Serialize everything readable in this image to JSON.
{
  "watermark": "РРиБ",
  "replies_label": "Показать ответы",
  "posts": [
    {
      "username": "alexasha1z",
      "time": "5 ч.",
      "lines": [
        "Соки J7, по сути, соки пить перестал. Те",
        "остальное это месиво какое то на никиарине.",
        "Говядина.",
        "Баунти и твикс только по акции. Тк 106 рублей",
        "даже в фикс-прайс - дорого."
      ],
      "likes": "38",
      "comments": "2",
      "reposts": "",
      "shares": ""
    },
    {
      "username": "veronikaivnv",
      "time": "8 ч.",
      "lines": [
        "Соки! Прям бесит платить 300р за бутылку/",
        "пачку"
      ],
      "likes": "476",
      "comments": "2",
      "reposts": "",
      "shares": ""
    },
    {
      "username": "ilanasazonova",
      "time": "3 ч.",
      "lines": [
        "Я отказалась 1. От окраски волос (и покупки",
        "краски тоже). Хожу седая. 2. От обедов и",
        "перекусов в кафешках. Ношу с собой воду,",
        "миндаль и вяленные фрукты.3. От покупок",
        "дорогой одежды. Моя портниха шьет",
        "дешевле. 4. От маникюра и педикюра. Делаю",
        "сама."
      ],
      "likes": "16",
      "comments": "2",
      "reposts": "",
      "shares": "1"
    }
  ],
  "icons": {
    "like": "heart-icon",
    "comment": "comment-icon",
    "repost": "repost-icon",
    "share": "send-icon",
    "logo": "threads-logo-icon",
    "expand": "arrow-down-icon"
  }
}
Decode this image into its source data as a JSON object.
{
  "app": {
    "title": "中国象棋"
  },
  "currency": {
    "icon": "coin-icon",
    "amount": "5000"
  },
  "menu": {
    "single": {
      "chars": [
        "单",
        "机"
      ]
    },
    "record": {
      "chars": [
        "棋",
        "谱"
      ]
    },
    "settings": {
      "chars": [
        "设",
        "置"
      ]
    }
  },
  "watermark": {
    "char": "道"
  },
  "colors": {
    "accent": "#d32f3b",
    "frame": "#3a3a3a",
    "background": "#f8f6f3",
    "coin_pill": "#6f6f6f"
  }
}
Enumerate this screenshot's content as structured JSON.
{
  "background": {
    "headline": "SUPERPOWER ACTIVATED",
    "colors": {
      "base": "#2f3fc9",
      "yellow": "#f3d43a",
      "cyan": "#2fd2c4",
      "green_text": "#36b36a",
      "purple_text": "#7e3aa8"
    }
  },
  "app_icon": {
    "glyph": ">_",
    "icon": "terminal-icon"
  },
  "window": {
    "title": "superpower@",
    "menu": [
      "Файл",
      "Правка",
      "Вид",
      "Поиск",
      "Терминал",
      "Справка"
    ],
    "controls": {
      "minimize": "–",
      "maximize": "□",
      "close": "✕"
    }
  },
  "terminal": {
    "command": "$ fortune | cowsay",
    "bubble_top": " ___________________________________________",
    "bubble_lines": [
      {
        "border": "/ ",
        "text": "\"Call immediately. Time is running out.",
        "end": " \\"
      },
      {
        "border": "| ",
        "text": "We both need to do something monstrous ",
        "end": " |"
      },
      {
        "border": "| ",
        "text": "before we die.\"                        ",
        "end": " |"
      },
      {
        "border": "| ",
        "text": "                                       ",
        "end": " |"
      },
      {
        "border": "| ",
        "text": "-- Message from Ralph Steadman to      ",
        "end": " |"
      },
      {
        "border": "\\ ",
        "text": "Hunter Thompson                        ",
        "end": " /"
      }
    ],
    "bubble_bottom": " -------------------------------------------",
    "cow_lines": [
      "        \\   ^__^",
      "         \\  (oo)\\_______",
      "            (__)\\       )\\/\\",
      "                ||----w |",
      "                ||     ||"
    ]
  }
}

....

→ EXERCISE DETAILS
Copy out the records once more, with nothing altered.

→ RESPONSE BOX
Serialize everything readable in this image to JSON.
{
  "watermark": "РРиБ",
  "replies_label": "Показать ответы",
  "posts": [
    {
      "username": "alexasha1z",
      "time": "5 ч.",
      "lines": [
        "Соки J7, по сути, соки пить перестал. Те",
        "остальное это месиво какое то на никиарине.",
        "Говядина.",
        "Баунти и твикс только по акции. Тк 106 рублей",
        "даже в фикс-прайс - дорого."
      ],
      "likes": "38",
      "comments": "2",
      "reposts": "",
      "shares": ""
    },
    {
      "username": "veronikaivnv",
      "time": "8 ч.",
      "lines": [
        "Соки! Прям бесит платить 300р за бутылку/",
        "пачку"
      ],
      "likes": "476",
      "comments": "2",
      "reposts": "",
      "shares": ""
    },
    {
      "username": "ilanasazonova",
      "time": "3 ч.",
      "lines": [
        "Я отказалась 1. От окраски волос (и покупки",
        "краски тоже). Хожу седая. 2. От обедов и",
        "перекусов в кафешках. Ношу с собой воду,",
        "миндаль и вяленные фрукты.3. От покупок",
        "дорогой одежды. Моя портниха шьет",
        "дешевле. 4. От маникюра и педикюра. Делаю",
        "сама."
      ],
      "likes": "16",
      "comments": "2",
      "reposts": "",
      "shares": "1"
    }
  ],
  "icons": {
    "like": "heart-icon",
    "comment": "comment-icon",
    "repost": "repost-icon",
    "share": "send-icon",
    "logo": "threads-logo-icon",
    "expand": "arrow-down-icon"
  }
}
Decode this image into its source data as a JSON object.
{
  "app": {
    "title": "中国象棋"
  },
  "currency": {
    "icon": "coin-icon",
    "amount": "5000"
  },
  "menu": {
    "single": {
      "chars": [
        "单",
        "机"
      ]
    },
    "record": {
      "chars": [
        "棋",
        "谱"
      ]
    },
    "settings": {
      "chars": [
        "设",
        "置"
      ]
    }
  },
  "watermark": {
    "char": "道"
  },
  "colors": {
    "accent": "#d32f3b",
    "frame": "#3a3a3a",
    "background": "#f8f6f3",
    "coin_pill": "#6f6f6f"
  }
}
Enumerate this screenshot's content as structured JSON.
{
  "background": {
    "headline": "SUPERPOWER ACTIVATED",
    "colors": {
      "base": "#2f3fc9",
      "yellow": "#f3d43a",
      "cyan": "#2fd2c4",
      "green_text": "#36b36a",
      "purple_text": "#7e3aa8"
    }
  },
  "app_icon": {
    "glyph": ">_",
    "icon": "terminal-icon"
  },
  "window": {
    "title": "superpower@",
    "menu": [
      "Файл",
      "Правка",
      "Вид",
      "Поиск",
      "Терминал",
      "Справка"
    ],
    "controls": {
      "minimize": "–",
      "maximize": "□",
      "close": "✕"
    }
  },
  "terminal": {
    "command": "$ fortune | cowsay",
    "bubble_top": " ___________________________________________",
    "bubble_lines": [
      {
        "border": "/ ",
        "text": "\"Call immediately. Time is running out.",
        "end": " \\"
      },
      {
        "border": "| ",
        "text": "We both need to do something monstrous ",
        "end": " |"
      },
      {
        "border": "| ",
        "text": "before we die.\"                        ",
        "end": " |"
      },
      {
        "border": "| ",
        "text": "                                       ",
        "end": " |"
      },
      {
        "border": "| ",
        "text": "-- Message from Ralph Steadman to      ",
        "end": " |"
      },
      {
        "border": "\\ ",
        "text": "Hunter Thompson                        ",
        "end": " /"
      }
    ],
    "bubble_bottom": " -------------------------------------------",
    "cow_lines": [
      "        \\   ^__^",
      "         \\  (oo)\\_______",
      "            (__)\\       )\\/\\",
      "                ||----w |",
      "                ||     ||"
    ]
  }
}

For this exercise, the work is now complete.